GTodd Law

News / Blog

July 2014


GTODD LAW - Queenstown Property Lawyers - Thu, 24 July 2014

The importance of obtaining pre-purchase reports in the name of the actual purchaser or party that may seek to rely on them.

In a recent High Court case (Body Corporate 90315 v Redican Allwood) the Court held that a building inspection report could not be relied on by a purchaser company in circumstances where the report was addressed to an individual who subsequently formed and nominated the company to complete the purchase.

The High Court held that it was not sufficient that the nominee company was effectively the alter ego of the individual who obtained the report and that the nominee company was formed for what appeared to be the exclusive purpose of purchasing the property on behalf of that individual. There was still not a sufficient relationship between the individual and the company for the company to be able to rely on the report. The Court suggested that in order to ensure protection to the company, the individual could have commissioned a second report in the name of the company (presumably at a discounted price).

The case highlights the effectiveness of disclaimer provisions. The Court placed high emphasis on the fact that the building inspection report stated that it could not be relied on by third parties. This was effective to preclude any reliance by the company. If a report expressly limits the liability of the entity that is responsible for its production (as is commonly found in building inspection reports, registered valuations and LIMs) this will limit the ability of a purchaser to rely on that report.

The case demonstrates the importance for real estate agents and conveyancing professionals to ensure that pre-purchase reports are obtained in the name of the actual purchaser and to obtain fresh reports where a nominee is appointed to complete a purchase.

In particular, agents should not suggest to purchasers that they can rely on LIMs etc that are not addressed to the eventual purchaser.

 

The facts of Body Corporate 90315 v Redican Allwood Ltd

Ms Patchett entered into an agreement to purchase an apartment situated in a complex in Newtown, Wellington. Prior to confirming the contract Ms Patchett acquired the services of a building inspection company, RealSure Limited, to provide a report on the apartment.  The terms of engagement sent to Ms Patchett by RealSure and the final report contained a disclaimer statement that the report was confidential and could not be relied on by third parties. Such a disclaimer is commonly found in building inspection reports, registered valuations and on LIMs. Upon obtaining the report Ms Patchett confirmed the purchase contract as unconditional. Four weeks later Ms Patchett formed a company called Rastros Limited and nominated Rastros to complete the purchase of the apartment.  

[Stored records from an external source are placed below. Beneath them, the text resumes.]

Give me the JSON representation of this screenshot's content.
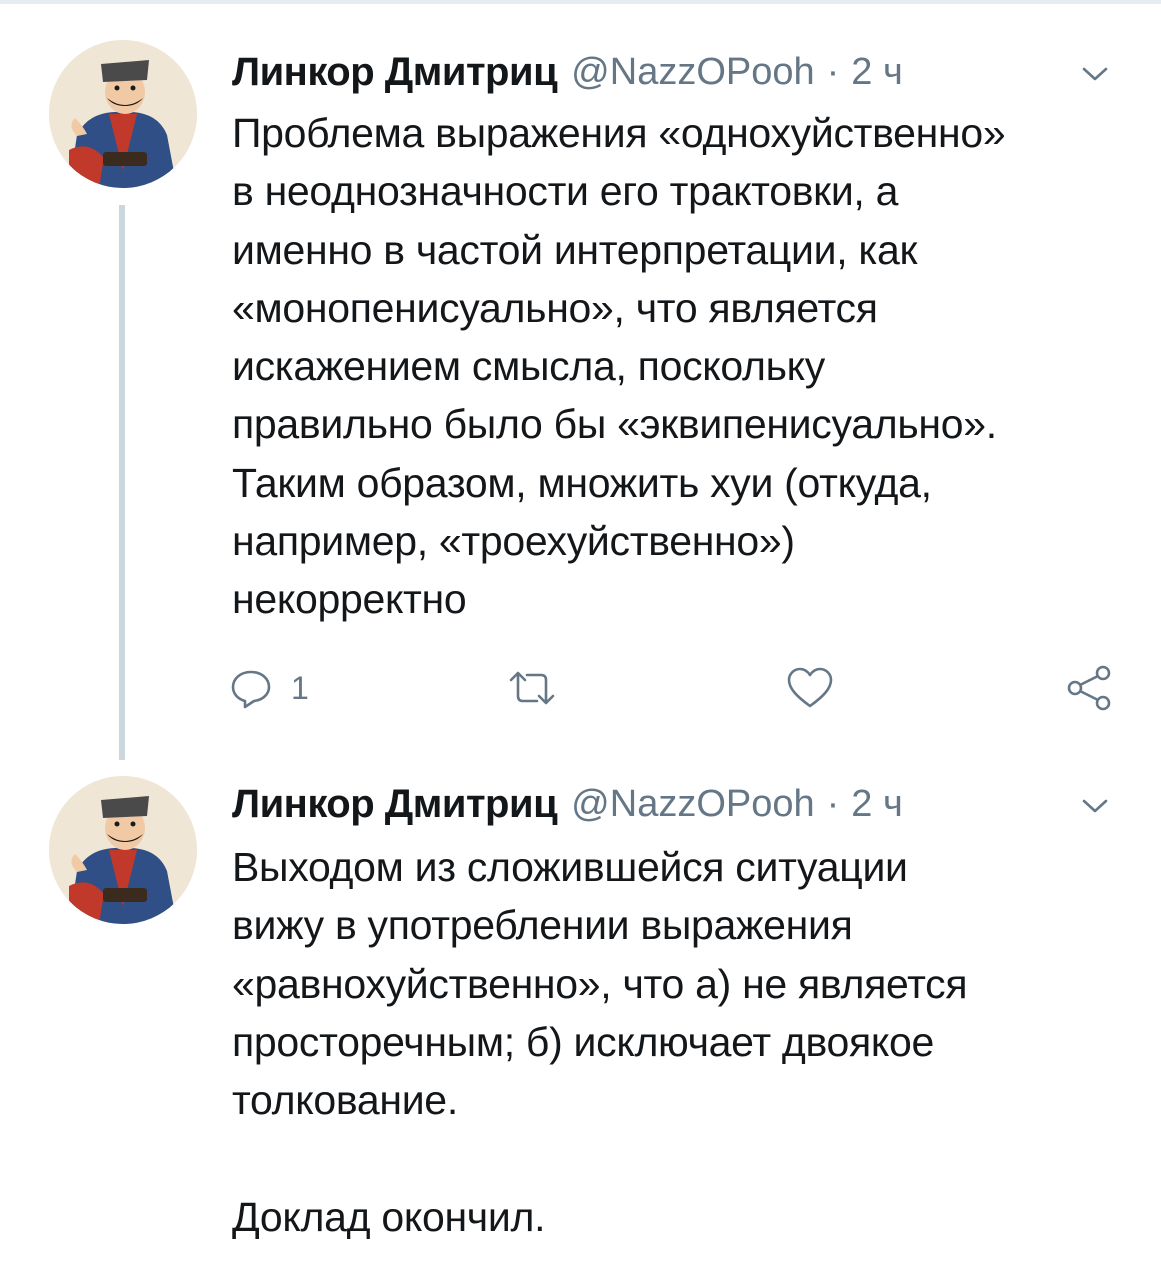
{
  "tweets": [
    {
      "author_name": "Линкор Дмитриц",
      "handle": "@NazzOPooh",
      "separator": "·",
      "time": "2 ч",
      "avatar_icon": "cossack-avatar",
      "lines": [
        "Проблема выражения «однохуйственно»",
        "в неоднозначности его трактовки, а",
        "именно в частой интерпретации, как",
        "«монопенисуально», что является",
        "искажением смысла, поскольку",
        "правильно было бы «эквипенисуально».",
        "Таким образом, множить хуи (откуда,",
        "например, «троехуйственно»)",
        "некорректно"
      ],
      "actions": {
        "reply_count": "1",
        "reply_icon": "reply-icon",
        "retweet_icon": "retweet-icon",
        "like_icon": "heart-icon",
        "share_icon": "share-icon"
      }
    },
    {
      "author_name": "Линкор Дмитриц",
      "handle": "@NazzOPooh",
      "separator": "·",
      "time": "2 ч",
      "avatar_icon": "cossack-avatar",
      "lines": [
        "Выходом из сложившейся ситуации",
        "вижу в употреблении выражения",
        "«равнохуйственно», что а) не является",
        "просторечным; б) исключает двоякое",
        "толкование.",
        "",
        "Доклад окончил."
      ]
    }
  ],
  "colors": {
    "text": "#14171a",
    "secondary": "#657786",
    "thread_line": "#ccd6dd",
    "background": "#ffffff"
  }
}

It transpired that the building containing the apartment had issues with leaking. 24 unit owners and the body corporate filed a negligence claim against those responsible for the construction of the building and the city council. The city council in turn sought a claim against RealSure (in effect making the case on behalf of Rastros) on the grounds of negligence and breach of the Fair Trading Act.

In assessing the council’s claim the High Court found that RealSure could not be held liable for Rastros’s loss because the building inspection report was addressed to Ms Patchett and not to Rastros.

The Court held that Rastros could not claim against RealSure for negligence. The existence of the disclaimer, stating that no third party could rely on the report, meant that RealSure would not have foreseen and could not be said to have ought to have foreseen that Rastros (which was considered by the Court to be a third party) would rely on the report. Therefore there was no duty of care and there could be no negligence. The fact that there was no contractual relationship between RealSure and Rastros significantly influenced the Court’s finding on this matter. 

The Court further held that no claim could be brought under the Fair Trading Act because the disclaimer given by RealSure precluded Rastros from being able to assert any reliance on the report. 

The Court found that by issuing the disclaimer, RealSure expressly excluded liability to anyone except Ms Patchett. Nothing done by RealSure could be said to constitute an assumption of responsibility to Rastros. 

Real estate agents and conveyancing professionals need to exert caution as similar principles are likely to apply in relation to LIM’s and other pre-purchase reports that are attained for due diligence purposes.

Should you require clarification of the implications of this case please feel free to contact us:

 

Graeme Todd

 (03) 441 2743

(027) 438 3597

graeme@gtoddlaw.com

 

Katharine Pfeffer

(03) 441 2743

katharine@gtoddlaw.com